A Traveler’s Tale
by Ray Argyle
(A Work in Progress)
As familiar to the public as Michelangelo and Leonardo da Vinci, Vincent van Gogh remains as mysterious in death as he was in life. For all the books that have been written and the films that have been made about van Gogh, his spectre still lingers, not as a threat but as an enigma.
In Van Gogh’s Ghost Ray Argyle and Deborah Windsor take readers on their 21st century inquiry into the life and legacy of this most creative and controversial figure of early modern art. Traveling the path that Vincent van Gogh trod on his way to artistic immortality, they follow his life’s journey from his birth in Zundert, Holland on March 30, 1853. It is a short but tortuous trail that runs from the sombre flatlands of his home country through Belgium and England, to Paris and sun-drenched Arles in the south of France. It ends in the cheap inn of a river village close to Paris where he dies, likely by his own hand, on July 29, 1890.
They share their excitement – and Deborah Windsor’s stunning pictures of the luminous sites in Provence where van Gogh produced his greatest works – as they stand on the soil where he set up his easel and drink of the lavender-scented air he inhaled. Somewhere along the trail of his life, they are convinced they will find evidence of a living legacy to connect the 21st century with the past – the ghost of Vincent van Gogh.
In this new appreciation of a great painter, Ray Argyle has written a book that is part travelog, part art history, part memoir. He argues that Vincent van Gogh’s undoubted mental instability has become his most noted characteristic, yet is perhaps the least significant aspect of his make-up. Depicted in literature and film as a demented, driven creature of legend, Argyle sees van Gogh as both wildly impractical and at times a coolly calculated opportunist. Van Gogh’s letters, of which nearly a thousand survive, reveal him as an accomplished writer. One who could have won a Nobel Prize in Literature, van Gogh’s great grandnephew, Willem, tells the author.
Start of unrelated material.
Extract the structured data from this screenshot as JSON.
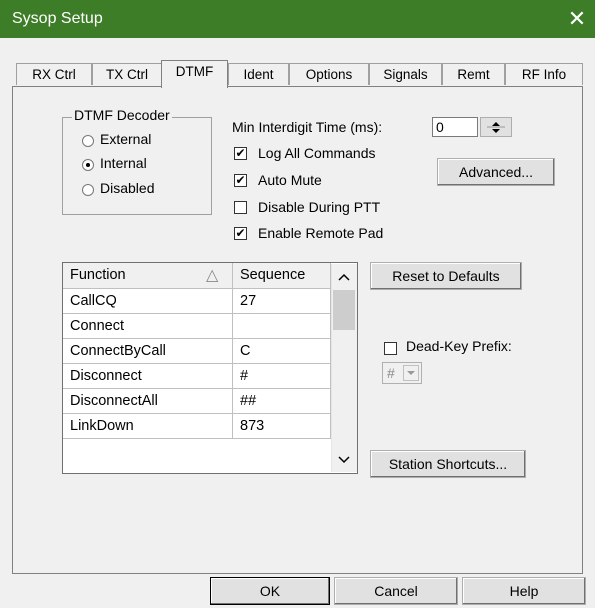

Is it possible, or fair, Argyle asks, to separate the artist from the man? As an artist, Vincent van Gogh was no primitif, but a craftsman who experimented with the most complex elements of painting – brushwork, composition, color, and form. His use of vivid colors applied with animated, almost anguished brushstrokes led to paintings the like of which the world had not seen before. As a man, he was irreverent, independent, and irascible in his words and in his actions. Was he also, Argyle wonders, an insufferable oaf, sponging off his brother, abusing his parents, and insulting his peers?
Ray Argyle and Deborah Windsor take readers on a pilgrimage that is both a study in artistic immortality and an absorbing travel adventure. On successive days, they dodge black bulls in the Camargue and then grieve with the French over a suicidal airplane crash a few miles from where they have been enjoying the delights of a perched village.
The author of The Paris Game, on how Charles de Gaulle saved France in war and civil turmoil, Ray has now dissected the life of the man who towered over French post-Impressionism, told from the unique vantage of years of travel to the many places where Vincent van Gogh left his indelible marks on history.
Image: Self-Portrait (for Paul Gauguin), Vincent Van Gogh, Arles, September, 1888. Fogg Art Museum, Harvard University.